India is possibly facing a late and dry south-western monsoon, with meteorologists warning of a delayed onset and dry spells, especially in many regions in the north.
The first batch of monsoonal rains hit south India last week, but their progress over the northern region and the north-west has been erratic, experts say.
“The seasonal forecast is that the monsoon is normal, but going by its initial occurrence it could be sluggish as it moves up,” says Roxy Mathew Koll, a climate scientist at the Indian Institute of Tropical Meteorology.
“A delayed progress might aggravate water and food security of those regions in the north.”
Farmers in the region would normally start preparing their fields for sowing around the first week of June, with anticipated rains around 10 June, but their progress may be delayed.
After a sweltering summer marked by unprecedented heatwaves that began in early March with deficit rainfall, reports of an early onset of the south-west monsoon came as a relief to the southern state.
Many are hoping that the rains will also provide relief from the intense summer heat that has hit the wheat crop and triggered a power crisis as temperatures jumped to record highs in north India in March and April.
March 2022 was the warmest March month in the last 122 years, while April 2022 was the fourth-warmest April month in the same time period with temperatures in north India recording over 50 degrees Celsius.
Experts mapping the monsoon, however, point out rainfall has remained light to moderate over southern Kerala with isolated instances of heavy rain.
“The south-westerly winds are not very strong and the normal monsoon surge is not what we expected,” according to Skymet Weather, a private Indian weather forecast service.
Waiting for rain
The Skymet Weather team points out that the monsoon may remain behind schedule for the western state of Maharashtra. The central parts of the country including Chhattisgarh, Odisha and East Madhya Pradesh may also experience delays for their first monsoon showers.
Although Delhi and neighbouring regions in the north are normally hit with monsoons between 25-30 June, they may be waiting another month for more continuous rainfall.
The south-west monsoon spread over June to September is the primary rainy season in India.
Most of the country – except the southern peninsula, Jammu and Kashmir, and Assam – receives more than 75 percent of its annual rainfall during this period.
The monsoon rainfall has a direct bearing on crops across the country. Agriculture and allied sectors such as forestry and fishing account for 14 percent of India's gross domestic product but employ more than half of the Indian workforce.
India was hit with two deficient monsoons in 2014 and 2015, but has received consistent rainfall since 2016.
A lot will depend on its progress and, more importantly, uniform distribution of the rains across the country in the next two months.

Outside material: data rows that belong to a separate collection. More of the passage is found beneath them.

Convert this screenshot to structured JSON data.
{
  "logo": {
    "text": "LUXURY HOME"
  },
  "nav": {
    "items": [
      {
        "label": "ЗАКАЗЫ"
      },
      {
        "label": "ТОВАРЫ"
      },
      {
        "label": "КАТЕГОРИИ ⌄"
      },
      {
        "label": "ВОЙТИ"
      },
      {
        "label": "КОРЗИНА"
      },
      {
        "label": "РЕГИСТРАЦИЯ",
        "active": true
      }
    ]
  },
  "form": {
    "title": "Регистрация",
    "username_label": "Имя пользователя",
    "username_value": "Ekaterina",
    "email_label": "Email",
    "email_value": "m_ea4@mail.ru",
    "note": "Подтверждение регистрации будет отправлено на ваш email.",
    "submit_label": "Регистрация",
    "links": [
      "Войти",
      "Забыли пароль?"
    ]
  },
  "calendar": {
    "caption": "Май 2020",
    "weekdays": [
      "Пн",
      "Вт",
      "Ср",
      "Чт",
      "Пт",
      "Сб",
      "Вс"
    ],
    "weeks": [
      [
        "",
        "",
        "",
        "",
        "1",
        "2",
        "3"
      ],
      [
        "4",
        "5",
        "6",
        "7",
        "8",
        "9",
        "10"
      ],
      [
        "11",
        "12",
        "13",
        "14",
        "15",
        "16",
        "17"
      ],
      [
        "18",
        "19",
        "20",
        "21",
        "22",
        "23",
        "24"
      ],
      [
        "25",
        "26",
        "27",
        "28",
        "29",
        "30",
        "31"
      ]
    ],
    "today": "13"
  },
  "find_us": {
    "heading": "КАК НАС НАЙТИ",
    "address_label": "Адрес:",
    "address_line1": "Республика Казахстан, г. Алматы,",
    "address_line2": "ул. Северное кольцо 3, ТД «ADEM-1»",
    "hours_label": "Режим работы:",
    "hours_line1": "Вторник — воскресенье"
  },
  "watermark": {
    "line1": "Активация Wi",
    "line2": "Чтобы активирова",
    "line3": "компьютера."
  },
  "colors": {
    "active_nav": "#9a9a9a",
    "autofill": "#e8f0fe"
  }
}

"There are early good signs but one will have to take it with some degree of caution. It is critical to see how the monsoon progresses and spreads across various parts of the country," says economist Vijay Vyas.